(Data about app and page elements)
++++++++

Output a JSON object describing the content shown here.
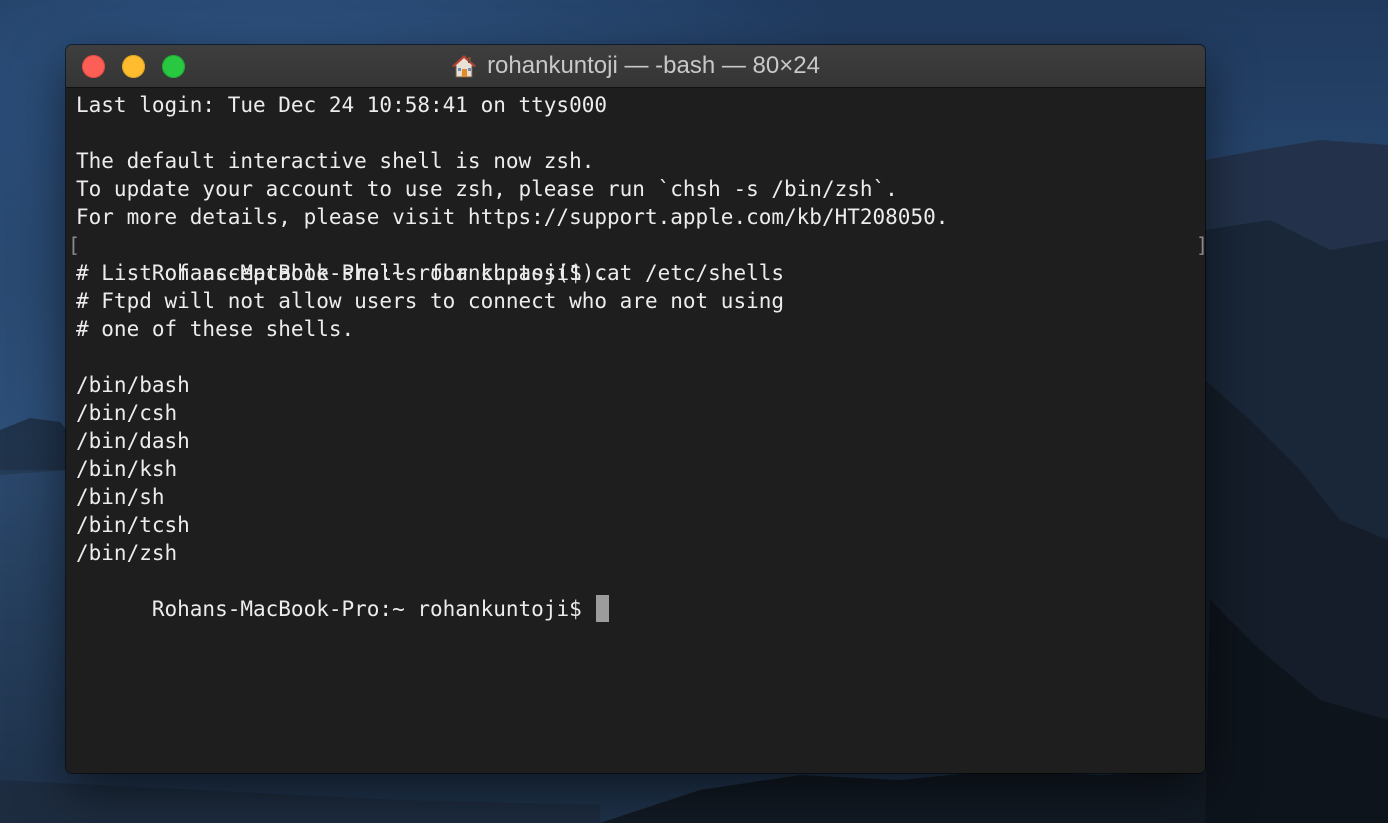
{
  "window": {
    "title": "rohankuntoji — -bash — 80×24",
    "title_icon": "home-icon"
  },
  "terminal": {
    "lines": [
      "Last login: Tue Dec 24 10:58:41 on ttys000",
      "",
      "The default interactive shell is now zsh.",
      "To update your account to use zsh, please run `chsh -s /bin/zsh`.",
      "For more details, please visit https://support.apple.com/kb/HT208050.",
      "Rohans-MacBook-Pro:~ rohankuntoji$ cat /etc/shells",
      "# List of acceptable shells for chpass(1).",
      "# Ftpd will not allow users to connect who are not using",
      "# one of these shells.",
      "",
      "/bin/bash",
      "/bin/csh",
      "/bin/dash",
      "/bin/ksh",
      "/bin/sh",
      "/bin/tcsh",
      "/bin/zsh"
    ],
    "prompt": "Rohans-MacBook-Pro:~ rohankuntoji$ ",
    "marked_line_bracket_left": "[",
    "marked_line_bracket_right": "]"
  },
  "colors": {
    "close": "#fd5f57",
    "minimize": "#febc2e",
    "zoom": "#28c840",
    "terminal_bg": "#1e1e1e",
    "terminal_text": "#ececec",
    "cursor": "#9c9c9c"
  }
}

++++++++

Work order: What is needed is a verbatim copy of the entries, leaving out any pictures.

Answer for this exercise:
Output a JSON object describing the content shown here.
{
  "window": {
    "title": "rohankuntoji — -bash — 80×24",
    "title_icon": "home-icon"
  },
  "terminal": {
    "lines": [
      "Last login: Tue Dec 24 10:58:41 on ttys000",
      "",
      "The default interactive shell is now zsh.",
      "To update your account to use zsh, please run `chsh -s /bin/zsh`.",
      "For more details, please visit https://support.apple.com/kb/HT208050.",
      "Rohans-MacBook-Pro:~ rohankuntoji$ cat /etc/shells",
      "# List of acceptable shells for chpass(1).",
      "# Ftpd will not allow users to connect who are not using",
      "# one of these shells.",
      "",
      "/bin/bash",
      "/bin/csh",
      "/bin/dash",
      "/bin/ksh",
      "/bin/sh",
      "/bin/tcsh",
      "/bin/zsh"
    ],
    "prompt": "Rohans-MacBook-Pro:~ rohankuntoji$ ",
    "marked_line_bracket_left": "[",
    "marked_line_bracket_right": "]"
  },
  "colors": {
    "close": "#fd5f57",
    "minimize": "#febc2e",
    "zoom": "#28c840",
    "terminal_bg": "#1e1e1e",
    "terminal_text": "#ececec",
    "cursor": "#9c9c9c"
  }
}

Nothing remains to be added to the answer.